Q: What carriers are best-in-class when it comes to Big Data? What technologies do they use?

· Big Data is still more of a buzz word for carriers than reality today. The larger insurers have Big Data programs/pilots underway due to the amount of data that they have. Smaller carriers are considering Cloud options and mid-size carriers for the most part are watching the results of the other two.

Q: Isn’t expense control closely associated with underwriting efficiency? What do you see adoption of emerging technologies wrt to underwriting?
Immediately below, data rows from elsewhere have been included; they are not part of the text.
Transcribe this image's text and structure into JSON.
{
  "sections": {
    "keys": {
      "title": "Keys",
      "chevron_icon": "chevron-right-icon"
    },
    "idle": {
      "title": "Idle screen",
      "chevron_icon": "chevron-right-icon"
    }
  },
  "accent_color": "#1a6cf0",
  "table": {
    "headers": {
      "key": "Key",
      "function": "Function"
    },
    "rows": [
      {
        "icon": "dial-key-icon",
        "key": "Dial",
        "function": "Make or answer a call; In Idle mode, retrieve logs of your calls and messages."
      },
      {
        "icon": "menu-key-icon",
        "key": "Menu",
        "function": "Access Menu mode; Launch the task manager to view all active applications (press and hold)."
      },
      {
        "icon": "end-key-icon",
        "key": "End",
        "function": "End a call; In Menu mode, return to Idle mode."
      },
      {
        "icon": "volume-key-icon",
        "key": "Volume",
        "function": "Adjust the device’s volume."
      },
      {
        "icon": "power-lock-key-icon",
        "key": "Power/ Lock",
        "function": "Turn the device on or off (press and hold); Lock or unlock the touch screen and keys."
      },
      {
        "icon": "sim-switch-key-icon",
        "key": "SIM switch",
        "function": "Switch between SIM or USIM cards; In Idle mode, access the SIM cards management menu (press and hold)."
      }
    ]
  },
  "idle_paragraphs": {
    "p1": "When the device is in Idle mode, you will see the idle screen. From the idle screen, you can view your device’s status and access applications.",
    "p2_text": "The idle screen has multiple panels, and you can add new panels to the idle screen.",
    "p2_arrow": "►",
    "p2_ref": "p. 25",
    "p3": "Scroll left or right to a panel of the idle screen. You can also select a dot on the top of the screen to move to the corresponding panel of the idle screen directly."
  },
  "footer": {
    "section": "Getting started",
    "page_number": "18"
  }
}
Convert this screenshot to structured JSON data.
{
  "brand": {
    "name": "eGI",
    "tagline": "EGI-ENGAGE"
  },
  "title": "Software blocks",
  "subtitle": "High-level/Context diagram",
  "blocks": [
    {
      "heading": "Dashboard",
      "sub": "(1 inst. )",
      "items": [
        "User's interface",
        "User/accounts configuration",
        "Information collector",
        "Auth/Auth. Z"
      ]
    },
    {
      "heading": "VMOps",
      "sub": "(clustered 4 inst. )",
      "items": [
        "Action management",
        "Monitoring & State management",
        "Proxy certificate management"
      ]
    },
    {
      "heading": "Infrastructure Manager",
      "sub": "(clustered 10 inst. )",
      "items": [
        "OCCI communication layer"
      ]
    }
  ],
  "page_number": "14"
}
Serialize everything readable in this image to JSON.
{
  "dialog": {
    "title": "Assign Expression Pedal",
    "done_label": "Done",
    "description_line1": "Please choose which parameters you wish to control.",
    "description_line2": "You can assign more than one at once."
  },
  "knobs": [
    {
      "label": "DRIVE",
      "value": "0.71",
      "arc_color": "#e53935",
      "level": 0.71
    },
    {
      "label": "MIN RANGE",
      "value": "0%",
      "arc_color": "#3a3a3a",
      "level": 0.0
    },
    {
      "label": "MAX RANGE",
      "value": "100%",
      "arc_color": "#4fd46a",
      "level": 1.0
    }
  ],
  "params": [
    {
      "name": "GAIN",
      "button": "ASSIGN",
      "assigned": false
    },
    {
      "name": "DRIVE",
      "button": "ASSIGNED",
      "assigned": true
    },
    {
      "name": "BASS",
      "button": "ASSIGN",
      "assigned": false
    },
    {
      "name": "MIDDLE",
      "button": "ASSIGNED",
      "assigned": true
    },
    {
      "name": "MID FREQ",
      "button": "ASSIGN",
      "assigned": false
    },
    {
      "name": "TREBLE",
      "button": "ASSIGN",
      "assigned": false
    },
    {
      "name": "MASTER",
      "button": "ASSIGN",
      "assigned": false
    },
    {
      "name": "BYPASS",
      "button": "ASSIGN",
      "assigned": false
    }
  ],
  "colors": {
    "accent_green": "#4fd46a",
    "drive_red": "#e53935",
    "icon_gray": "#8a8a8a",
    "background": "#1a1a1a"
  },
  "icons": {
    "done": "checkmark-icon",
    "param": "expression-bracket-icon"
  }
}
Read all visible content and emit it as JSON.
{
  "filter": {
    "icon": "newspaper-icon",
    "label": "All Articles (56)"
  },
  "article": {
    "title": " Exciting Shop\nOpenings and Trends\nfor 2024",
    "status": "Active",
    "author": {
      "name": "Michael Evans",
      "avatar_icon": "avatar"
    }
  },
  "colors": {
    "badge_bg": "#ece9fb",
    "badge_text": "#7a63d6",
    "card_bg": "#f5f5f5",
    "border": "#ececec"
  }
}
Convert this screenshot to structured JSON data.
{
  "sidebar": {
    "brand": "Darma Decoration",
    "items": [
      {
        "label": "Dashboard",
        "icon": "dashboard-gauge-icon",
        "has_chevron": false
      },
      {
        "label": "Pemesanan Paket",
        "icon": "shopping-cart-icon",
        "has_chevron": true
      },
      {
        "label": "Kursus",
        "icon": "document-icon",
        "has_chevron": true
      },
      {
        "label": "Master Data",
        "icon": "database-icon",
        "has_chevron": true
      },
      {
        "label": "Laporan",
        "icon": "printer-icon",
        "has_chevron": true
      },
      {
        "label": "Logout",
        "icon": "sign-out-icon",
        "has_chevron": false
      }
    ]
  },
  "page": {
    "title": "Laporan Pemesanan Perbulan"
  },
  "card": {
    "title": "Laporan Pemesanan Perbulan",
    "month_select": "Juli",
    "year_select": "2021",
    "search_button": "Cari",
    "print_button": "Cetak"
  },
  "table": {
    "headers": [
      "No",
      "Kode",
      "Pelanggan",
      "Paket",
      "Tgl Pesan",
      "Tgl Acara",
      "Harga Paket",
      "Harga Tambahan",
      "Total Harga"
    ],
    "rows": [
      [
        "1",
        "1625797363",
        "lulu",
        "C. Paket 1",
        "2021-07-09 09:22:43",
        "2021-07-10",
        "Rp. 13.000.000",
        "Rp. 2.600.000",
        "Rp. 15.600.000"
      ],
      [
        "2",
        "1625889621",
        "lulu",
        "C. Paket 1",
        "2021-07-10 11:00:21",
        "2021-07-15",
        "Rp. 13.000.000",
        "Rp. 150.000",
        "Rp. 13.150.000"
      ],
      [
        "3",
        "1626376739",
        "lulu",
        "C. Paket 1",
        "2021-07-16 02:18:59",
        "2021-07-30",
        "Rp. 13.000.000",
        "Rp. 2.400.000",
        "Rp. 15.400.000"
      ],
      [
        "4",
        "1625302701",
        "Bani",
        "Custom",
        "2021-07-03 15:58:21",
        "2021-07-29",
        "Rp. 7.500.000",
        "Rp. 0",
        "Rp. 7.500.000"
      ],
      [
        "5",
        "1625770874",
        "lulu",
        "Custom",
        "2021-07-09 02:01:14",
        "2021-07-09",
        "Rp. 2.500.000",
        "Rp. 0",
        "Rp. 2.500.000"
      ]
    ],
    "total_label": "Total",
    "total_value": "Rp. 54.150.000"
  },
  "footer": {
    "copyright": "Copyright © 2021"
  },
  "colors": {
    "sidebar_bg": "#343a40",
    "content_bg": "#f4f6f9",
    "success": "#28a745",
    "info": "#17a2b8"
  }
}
· Expense control covers all insurance functions and processes, as well as the technologies that support/automate these solutions. Analytics have been used by a lot of carriers to create more effective and efficient UW decisions. We expect the use of social data to play a great role over the next 1-3 years with respect to UW, as well as the continued use and maturity of analytics in the UW process and decisioning.

Q: Why hasn’t the notion of insurance focused open source taken off?

· Open source has taken off in many carriers and is in use in varying degrees and levels (operating systems, libraries, ESBs, portals; and to a lesser extent applications). Analysts do not typically include open source solutions in their reports (as separate from other non-open source vendor solutions) for several reasons. First, the analyst process of evaluating solutions starts with a vendor, their profile, their implementations, customer references, etc. Second, vendors often use open source as a component or even a core of their applications that are included in most vendor reports.

· Many carriers prefer working with a vendor rather than developing solutions internally and thus select a vendor solution over open source.

Q: Many of the new data sources create privacy “surprises” when consumers intuit that a commercial organization knows what it knows and puts it to use, even if it benefits the consumer. Policy is of course lagging technologies but it will evolve unpredictably. California has limits on telematics data use, for example. How the insurance industry implements emerging technologies has a public relations component and potential for igniting a very fragmented state-by-state way that data can be used. What does Celent see as far as some uses being especially dangerous from a brand perspective and liable to be shut down by regulation?

· Pricing and eligibility decision rules must be filed with the states. Whether file-and-use or preapproval jurisdictions, all regulators expect that insurers declare these parameters with their organizations. Using any non-approved data source to price or determine eligibility should be strictly off limits.